If needed, I sew a couple of scraps together to get a sleeve that’s long enough. If you do that, make sure you use a wide seam (1/2”) to sew the sleeve pieces together and backstitch at each end of the seam to make the seam good and strong. Press open the seam.
2. Fold over each of the short ends by 1/4”, then fold over again
Sew these folded ends down to create a hem at each end of the sleeve.
3. Fold the sleeve lengthwise so that the wrong sides are together (wst) and then press, creating a nice crisp fold at the bottom of the sleeve
4. Open the sleeve up, then fold each edge to the center crease and press again
5. Open the sleeve up again, folding it in half and matching the raw edges
Be sure to fold the sleeve wrong sides together (wst). Sew 1/2” from the raw edges, backstitching at the beginning and the end of the seam.
I know; it seems just plain wrong to sew a seam with the wrong sides together. But in this case, doing so will save you the trouble of having to turn the tube right side out later on. It won’t matter that the seam is on the right side of the sleeve because you’re going to hide the seam against the quilt.
6. Press this seam open
You need to preserve those earlier creases, so lay the sleeve on your ironing board, with one crease at the top, nice and flat. Notice that the bottom crease does not lie flat. Press the seam open, being very careful not to press the lower crease. You can repress the top crease as you’re pressing the seam if you want.
7. Lay the sleeve flat on a table, so that both creases are flat and the seam is underneath.

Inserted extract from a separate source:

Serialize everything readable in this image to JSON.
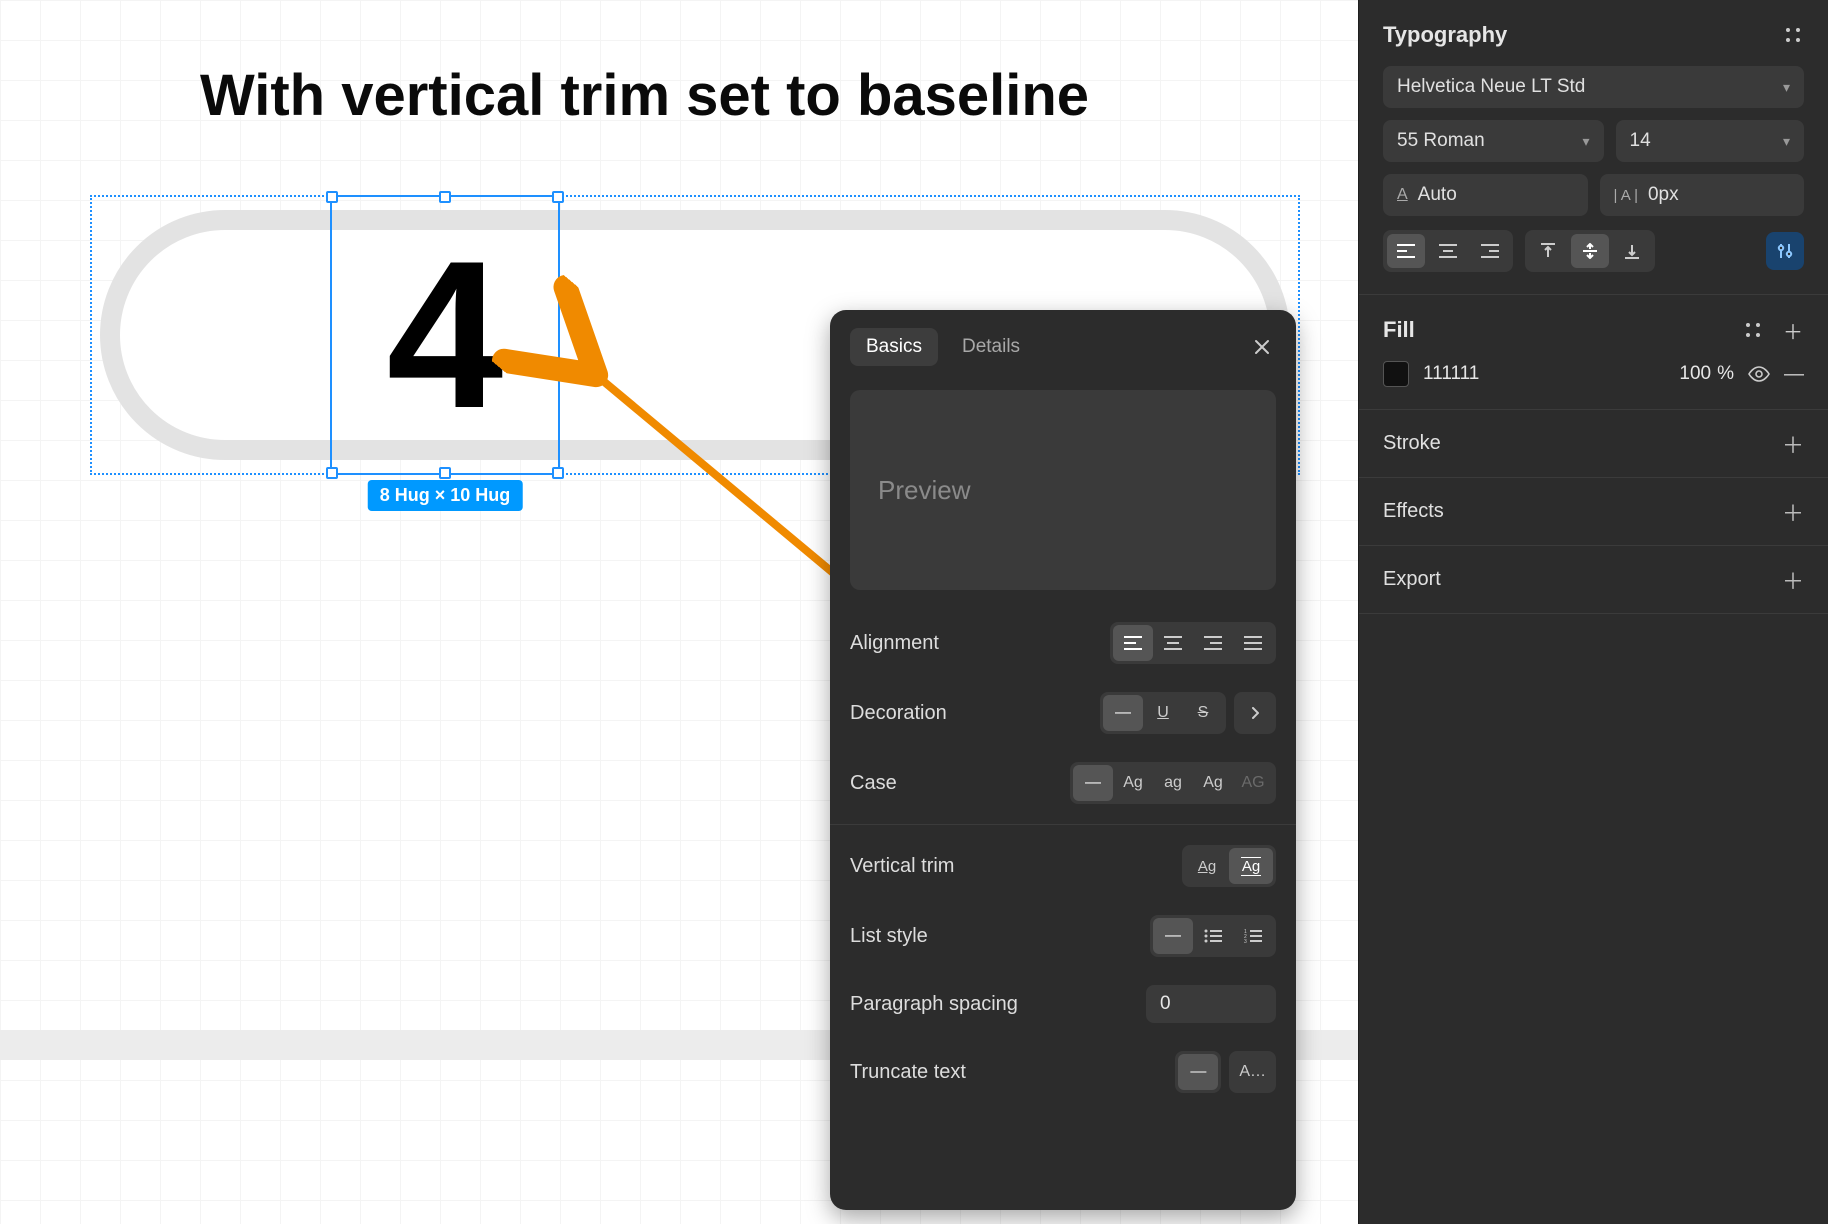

See how the sleeve looks like the letter D? This extra space will make your quilt hang straight after a rod is inserted in the sleeve. You’ll sew the sleeve to your quilt where these creases are. That way, this D space is preserved, and there will be room for the hanging rod later on.
Sewing the sleeve to a quilt that’s already bound
Follow these steps to attach the sleeve to a quilt that’s already quilted and bound.
8. Pin the sleeve at the crease, 1/2” from the top of your quilt
Pin the bottom of the sleeve as well, taking care to retain the D shape.
9. Hand-sew the top and bottom of the sleeve to the quilt
Sew the top edge, then the bottom edge. Use a matching thread--I've sewn this sleeve using a contrasting thread so you can see the stitching.
You can use slightly larger stitches if the sleeve is a temporary one, but remember that the entire weight of your quilt will be held by this sleeve, so you do not want it to rip away from the quilt. I normally use the blind (applique) stitch to attach the sleeve.
10. Sew down the ends of the sleeve
Hand-sew the side ends of the sleeve to the quilt so the hanging rod doesn’t get caught up at the edges when the rod is inserted. This makes it easier to run a rod quickly through the sleeve and not along the back of your quilt!
Sewing a sleeve to a quilt before it’s bound
Follow these steps to attach a sleeve to a quilt that has been quilted but not yet bound.
8. Pin the top edge of the sleeve at the crease to the top edge of your quilt.
9. Using a 1/8” seam, sew the sleeve to the top of the quilt.
This seam will be covered later by your binding.
10. Pin the bottom of the sleeve to the quilt, being careful to retain the D shape.
11. Hand-sew the bottom of the sleeve to the quilt.
I normally use the blind (applique) stitch to attach the sleeve. Use a matching thread--I've sewn this sleeve using a contrasting thread so you can see the stitching.
12. Sew down the ends of the sleeve
Hand-sew the ends of the sleeve to the quilt so the hanging rod won’t slide along the back of your quilt and not into the sleeve when it’s inserted.